What you are asked to do: Verbatim copy, images omitted: return the full listing.

Records for processing:
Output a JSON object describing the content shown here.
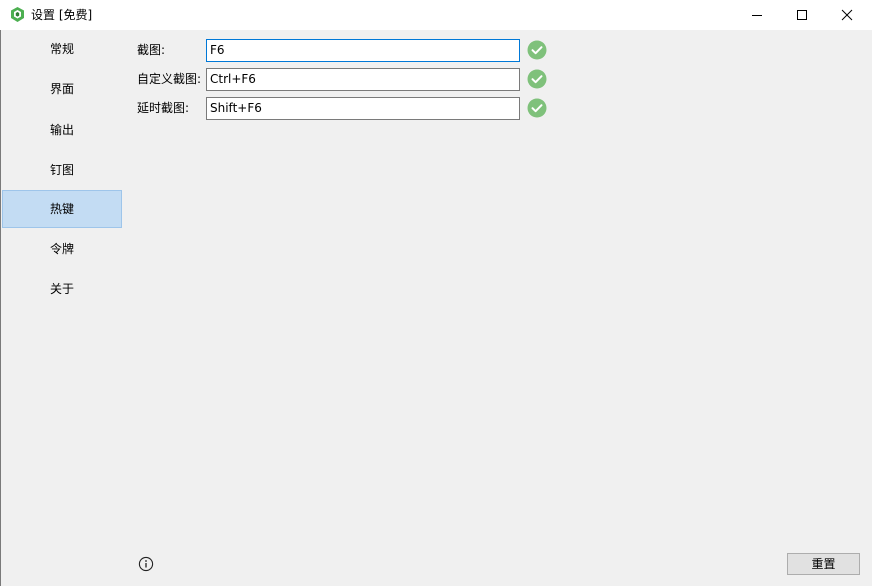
{
  "window": {
    "title": "设置 [免费]",
    "icon": "app-logo-icon"
  },
  "sidebar": {
    "items": [
      {
        "label": "常规",
        "selected": false
      },
      {
        "label": "界面",
        "selected": false
      },
      {
        "label": "输出",
        "selected": false
      },
      {
        "label": "钉图",
        "selected": false
      },
      {
        "label": "热键",
        "selected": true
      },
      {
        "label": "令牌",
        "selected": false
      },
      {
        "label": "关于",
        "selected": false
      }
    ]
  },
  "hotkeys": {
    "rows": [
      {
        "label": "截图:",
        "value": "F6",
        "status": "valid"
      },
      {
        "label": "自定义截图:",
        "value": "Ctrl+F6",
        "status": "valid"
      },
      {
        "label": "延时截图:",
        "value": "Shift+F6",
        "status": "valid"
      }
    ]
  },
  "footer": {
    "reset_label": "重置",
    "info_icon": "info-icon"
  },
  "colors": {
    "selected_bg": "#c3dcf3",
    "check_green": "#7fc17b",
    "focus_border": "#0078d7"
  }
}
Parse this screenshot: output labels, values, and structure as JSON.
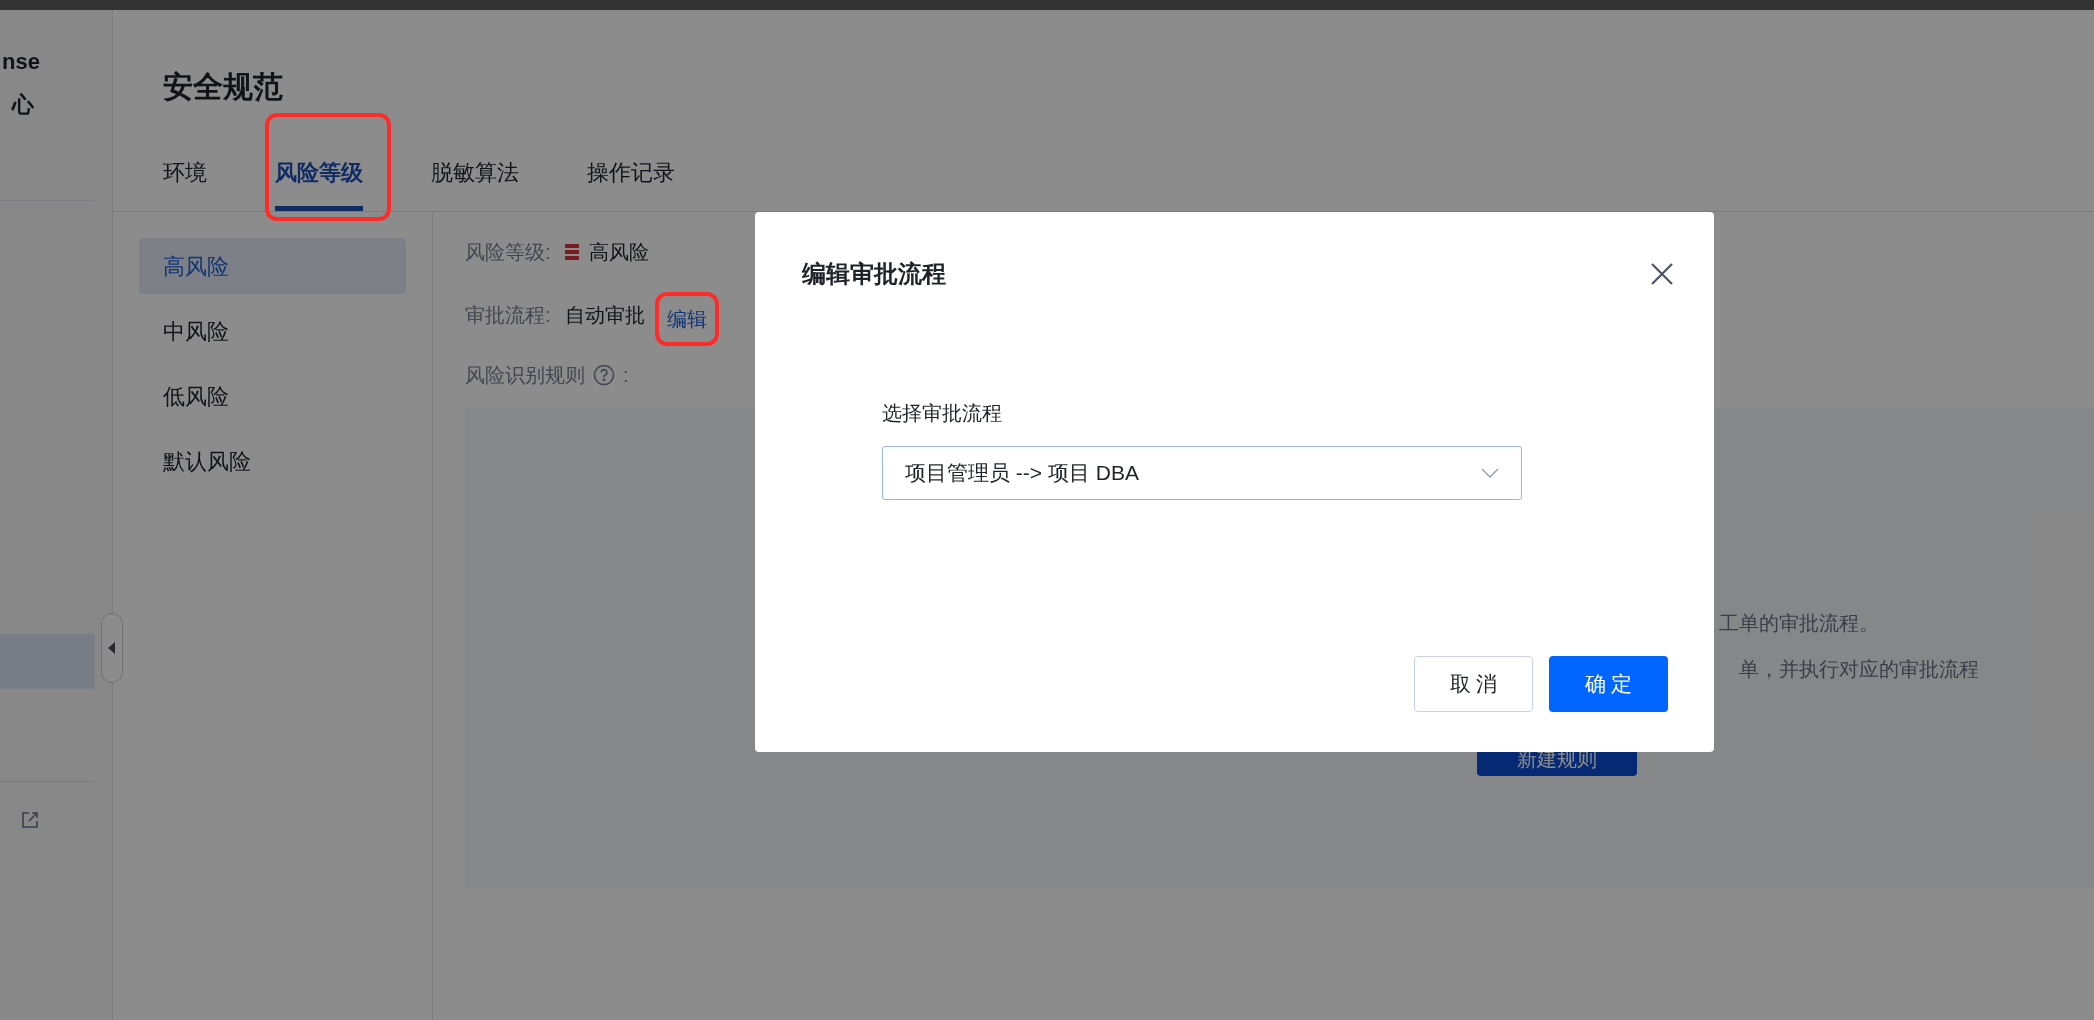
{
  "sidebar": {
    "texts": [
      "nse",
      "心"
    ]
  },
  "page": {
    "title": "安全规范",
    "tabs": [
      {
        "label": "环境",
        "selected": false
      },
      {
        "label": "风险等级",
        "selected": true
      },
      {
        "label": "脱敏算法",
        "selected": false
      },
      {
        "label": "操作记录",
        "selected": false
      }
    ],
    "levels": [
      {
        "label": "高风险",
        "selected": true
      },
      {
        "label": "中风险",
        "selected": false
      },
      {
        "label": "低风险",
        "selected": false
      },
      {
        "label": "默认风险",
        "selected": false
      }
    ],
    "detail": {
      "level_label": "风险等级:",
      "level_value": "高风险",
      "flow_label": "审批流程:",
      "flow_value": "自动审批",
      "edit_link": "编辑",
      "rules_label": "风险识别规则",
      "rules_colon": ":",
      "empty_lines": [
        "工单的审批流程。",
        "单，并执行对应的审批流程"
      ],
      "new_rule_button": "新建规则"
    }
  },
  "dialog": {
    "title": "编辑审批流程",
    "field_label": "选择审批流程",
    "select_value": "项目管理员 --> 项目 DBA",
    "buttons": [
      {
        "label": "取 消",
        "kind": "secondary"
      },
      {
        "label": "确 定",
        "kind": "primary"
      }
    ]
  }
}
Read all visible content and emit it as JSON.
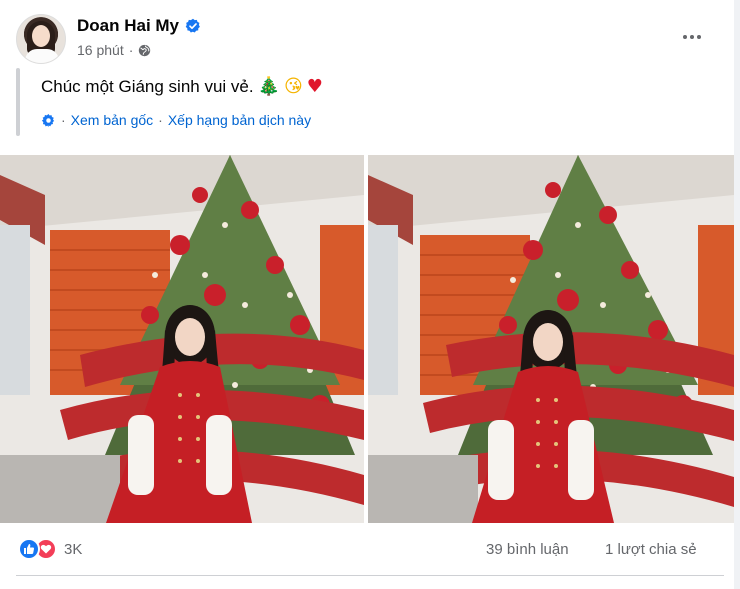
{
  "post": {
    "author": "Doan Hai My",
    "time": "16 phút",
    "text": "Chúc một Giáng sinh vui vẻ.",
    "emojis": [
      "🎄",
      "😘",
      "♥"
    ],
    "translation": {
      "view_original": "Xem bản gốc",
      "separator": "·",
      "rate_translation": "Xếp hạng bản dịch này"
    },
    "photos_count": 2
  },
  "footer": {
    "reaction_count": "3K",
    "comments": "39 bình luận",
    "shares": "1 lượt chia sẻ"
  },
  "colors": {
    "link": "#0064d1",
    "secondary_text": "#65676b",
    "like_blue": "#1877f2",
    "love_red": "#f33e58",
    "verified_blue": "#1877f2"
  },
  "icons": {
    "verified": "verified-badge-icon",
    "privacy": "globe-icon",
    "more": "more-options-icon",
    "translate": "gear-icon",
    "like": "like-icon",
    "love": "love-icon"
  }
}
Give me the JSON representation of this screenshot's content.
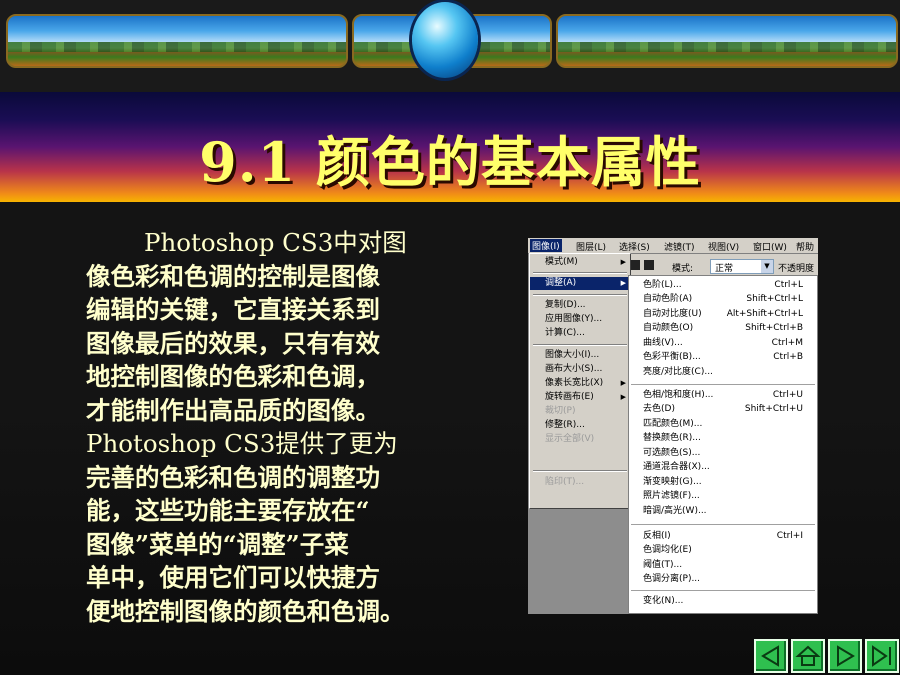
{
  "slide": {
    "title": "9.1 颜色的基本属性",
    "body_lines": [
      "Photoshop CS3中对图",
      "像色彩和色调的控制是图像",
      "编辑的关键，它直接关系到",
      "图像最后的效果，只有有效",
      "地控制图像的色彩和色调，",
      "才能制作出高品质的图像。",
      "Photoshop CS3提供了更为",
      "完善的色彩和色调的调整功",
      "能，这些功能主要存放在“",
      "图像”菜单的“调整”子菜",
      "单中，使用它们可以快捷方",
      "便地控制图像的颜色和色调。"
    ]
  },
  "screenshot": {
    "menubar": [
      "图像(I)",
      "图层(L)",
      "选择(S)",
      "滤镜(T)",
      "视图(V)",
      "窗口(W)",
      "帮助"
    ],
    "options": {
      "mode_label": "模式:",
      "mode_value": "正常",
      "opacity_label": "不透明度"
    },
    "image_menu": [
      {
        "label": "模式(M)",
        "submenu": true
      },
      {
        "label": "调整(A)",
        "submenu": true,
        "highlighted": true
      },
      {
        "label": "复制(D)..."
      },
      {
        "label": "应用图像(Y)..."
      },
      {
        "label": "计算(C)..."
      },
      {
        "label": "图像大小(I)..."
      },
      {
        "label": "画布大小(S)..."
      },
      {
        "label": "像素长宽比(X)",
        "submenu": true
      },
      {
        "label": "旋转画布(E)",
        "submenu": true
      },
      {
        "label": "裁切(P)",
        "disabled": true
      },
      {
        "label": "修整(R)..."
      },
      {
        "label": "显示全部(V)",
        "disabled": true
      },
      {
        "label": "陷印(T)...",
        "disabled": true
      }
    ],
    "adjust_menu": [
      {
        "label": "色阶(L)...",
        "shortcut": "Ctrl+L"
      },
      {
        "label": "自动色阶(A)",
        "shortcut": "Shift+Ctrl+L"
      },
      {
        "label": "自动对比度(U)",
        "shortcut": "Alt+Shift+Ctrl+L"
      },
      {
        "label": "自动颜色(O)",
        "shortcut": "Shift+Ctrl+B"
      },
      {
        "label": "曲线(V)...",
        "shortcut": "Ctrl+M"
      },
      {
        "label": "色彩平衡(B)...",
        "shortcut": "Ctrl+B"
      },
      {
        "label": "亮度/对比度(C)...",
        "shortcut": ""
      },
      {
        "label": "色相/饱和度(H)...",
        "shortcut": "Ctrl+U"
      },
      {
        "label": "去色(D)",
        "shortcut": "Shift+Ctrl+U"
      },
      {
        "label": "匹配颜色(M)...",
        "shortcut": ""
      },
      {
        "label": "替换颜色(R)...",
        "shortcut": ""
      },
      {
        "label": "可选颜色(S)...",
        "shortcut": ""
      },
      {
        "label": "通道混合器(X)...",
        "shortcut": ""
      },
      {
        "label": "渐变映射(G)...",
        "shortcut": ""
      },
      {
        "label": "照片滤镜(F)...",
        "shortcut": ""
      },
      {
        "label": "暗调/高光(W)...",
        "shortcut": ""
      },
      {
        "label": "反相(I)",
        "shortcut": "Ctrl+I"
      },
      {
        "label": "色调均化(E)",
        "shortcut": ""
      },
      {
        "label": "阈值(T)...",
        "shortcut": ""
      },
      {
        "label": "色调分离(P)...",
        "shortcut": ""
      },
      {
        "label": "变化(N)...",
        "shortcut": ""
      }
    ]
  },
  "nav": {
    "buttons": [
      "prev-icon",
      "home-icon",
      "next-icon",
      "last-icon"
    ],
    "color": "#2fbf4f"
  }
}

Problem solution:
Output a JSON object describing the content shown here.
{
  "window": {
    "title": "设置 [免费]",
    "icon": "app-logo-icon"
  },
  "sidebar": {
    "items": [
      {
        "label": "常规",
        "selected": false
      },
      {
        "label": "界面",
        "selected": false
      },
      {
        "label": "输出",
        "selected": false
      },
      {
        "label": "钉图",
        "selected": false
      },
      {
        "label": "热键",
        "selected": true
      },
      {
        "label": "令牌",
        "selected": false
      },
      {
        "label": "关于",
        "selected": false
      }
    ]
  },
  "hotkeys": {
    "rows": [
      {
        "label": "截图:",
        "value": "F6",
        "status": "valid"
      },
      {
        "label": "自定义截图:",
        "value": "Ctrl+F6",
        "status": "valid"
      },
      {
        "label": "延时截图:",
        "value": "Shift+F6",
        "status": "valid"
      }
    ]
  },
  "footer": {
    "reset_label": "重置",
    "info_icon": "info-icon"
  },
  "colors": {
    "selected_bg": "#c3dcf3",
    "check_green": "#7fc17b",
    "focus_border": "#0078d7"
  }
}
Parse this screenshot: output labels, values, and structure as JSON.
{
  "sidebar": {
    "texts": [
      "nse",
      "心"
    ]
  },
  "page": {
    "title": "安全规范",
    "tabs": [
      {
        "label": "环境",
        "selected": false
      },
      {
        "label": "风险等级",
        "selected": true
      },
      {
        "label": "脱敏算法",
        "selected": false
      },
      {
        "label": "操作记录",
        "selected": false
      }
    ],
    "levels": [
      {
        "label": "高风险",
        "selected": true
      },
      {
        "label": "中风险",
        "selected": false
      },
      {
        "label": "低风险",
        "selected": false
      },
      {
        "label": "默认风险",
        "selected": false
      }
    ],
    "detail": {
      "level_label": "风险等级:",
      "level_value": "高风险",
      "flow_label": "审批流程:",
      "flow_value": "自动审批",
      "edit_link": "编辑",
      "rules_label": "风险识别规则",
      "rules_colon": ":",
      "empty_lines": [
        "工单的审批流程。",
        "单，并执行对应的审批流程"
      ],
      "new_rule_button": "新建规则"
    }
  },
  "dialog": {
    "title": "编辑审批流程",
    "field_label": "选择审批流程",
    "select_value": "项目管理员 --> 项目 DBA",
    "buttons": [
      {
        "label": "取 消",
        "kind": "secondary"
      },
      {
        "label": "确 定",
        "kind": "primary"
      }
    ]
  }
}
Read all visible content and emit it as JSON.
{
  "post": {
    "author": "Doan Hai My",
    "time": "16 phút",
    "text": "Chúc một Giáng sinh vui vẻ.",
    "emojis": [
      "🎄",
      "😘",
      "♥"
    ],
    "translation": {
      "view_original": "Xem bản gốc",
      "separator": "·",
      "rate_translation": "Xếp hạng bản dịch này"
    },
    "photos_count": 2
  },
  "footer": {
    "reaction_count": "3K",
    "comments": "39 bình luận",
    "shares": "1 lượt chia sẻ"
  },
  "colors": {
    "link": "#0064d1",
    "secondary_text": "#65676b",
    "like_blue": "#1877f2",
    "love_red": "#f33e58",
    "verified_blue": "#1877f2"
  },
  "icons": {
    "verified": "verified-badge-icon",
    "privacy": "globe-icon",
    "more": "more-options-icon",
    "translate": "gear-icon",
    "like": "like-icon",
    "love": "love-icon"
  }
}
Give me the JSON representation of this screenshot's content.
{
  "slide": {
    "title": "9.1 颜色的基本属性",
    "body_lines": [
      "Photoshop CS3中对图",
      "像色彩和色调的控制是图像",
      "编辑的关键，它直接关系到",
      "图像最后的效果，只有有效",
      "地控制图像的色彩和色调，",
      "才能制作出高品质的图像。",
      "Photoshop CS3提供了更为",
      "完善的色彩和色调的调整功",
      "能，这些功能主要存放在“",
      "图像”菜单的“调整”子菜",
      "单中，使用它们可以快捷方",
      "便地控制图像的颜色和色调。"
    ]
  },
  "screenshot": {
    "menubar": [
      "图像(I)",
      "图层(L)",
      "选择(S)",
      "滤镜(T)",
      "视图(V)",
      "窗口(W)",
      "帮助"
    ],
    "options": {
      "mode_label": "模式:",
      "mode_value": "正常",
      "opacity_label": "不透明度"
    },
    "image_menu": [
      {
        "label": "模式(M)",
        "submenu": true
      },
      {
        "label": "调整(A)",
        "submenu": true,
        "highlighted": true
      },
      {
        "label": "复制(D)..."
      },
      {
        "label": "应用图像(Y)..."
      },
      {
        "label": "计算(C)..."
      },
      {
        "label": "图像大小(I)..."
      },
      {
        "label": "画布大小(S)..."
      },
      {
        "label": "像素长宽比(X)",
        "submenu": true
      },
      {
        "label": "旋转画布(E)",
        "submenu": true
      },
      {
        "label": "裁切(P)",
        "disabled": true
      },
      {
        "label": "修整(R)..."
      },
      {
        "label": "显示全部(V)",
        "disabled": true
      },
      {
        "label": "陷印(T)...",
        "disabled": true
      }
    ],
    "adjust_menu": [
      {
        "label": "色阶(L)...",
        "shortcut": "Ctrl+L"
      },
      {
        "label": "自动色阶(A)",
        "shortcut": "Shift+Ctrl+L"
      },
      {
        "label": "自动对比度(U)",
        "shortcut": "Alt+Shift+Ctrl+L"
      },
      {
        "label": "自动颜色(O)",
        "shortcut": "Shift+Ctrl+B"
      },
      {
        "label": "曲线(V)...",
        "shortcut": "Ctrl+M"
      },
      {
        "label": "色彩平衡(B)...",
        "shortcut": "Ctrl+B"
      },
      {
        "label": "亮度/对比度(C)...",
        "shortcut": ""
      },
      {
        "label": "色相/饱和度(H)...",
        "shortcut": "Ctrl+U"
      },
      {
        "label": "去色(D)",
        "shortcut": "Shift+Ctrl+U"
      },
      {
        "label": "匹配颜色(M)...",
        "shortcut": ""
      },
      {
        "label": "替换颜色(R)...",
        "shortcut": ""
      },
      {
        "label": "可选颜色(S)...",
        "shortcut": ""
      },
      {
        "label": "通道混合器(X)...",
        "shortcut": ""
      },
      {
        "label": "渐变映射(G)...",
        "shortcut": ""
      },
      {
        "label": "照片滤镜(F)...",
        "shortcut": ""
      },
      {
        "label": "暗调/高光(W)...",
        "shortcut": ""
      },
      {
        "label": "反相(I)",
        "shortcut": "Ctrl+I"
      },
      {
        "label": "色调均化(E)",
        "shortcut": ""
      },
      {
        "label": "阈值(T)...",
        "shortcut": ""
      },
      {
        "label": "色调分离(P)...",
        "shortcut": ""
      },
      {
        "label": "变化(N)...",
        "shortcut": ""
      }
    ]
  },
  "nav": {
    "buttons": [
      "prev-icon",
      "home-icon",
      "next-icon",
      "last-icon"
    ],
    "color": "#2fbf4f"
  }
}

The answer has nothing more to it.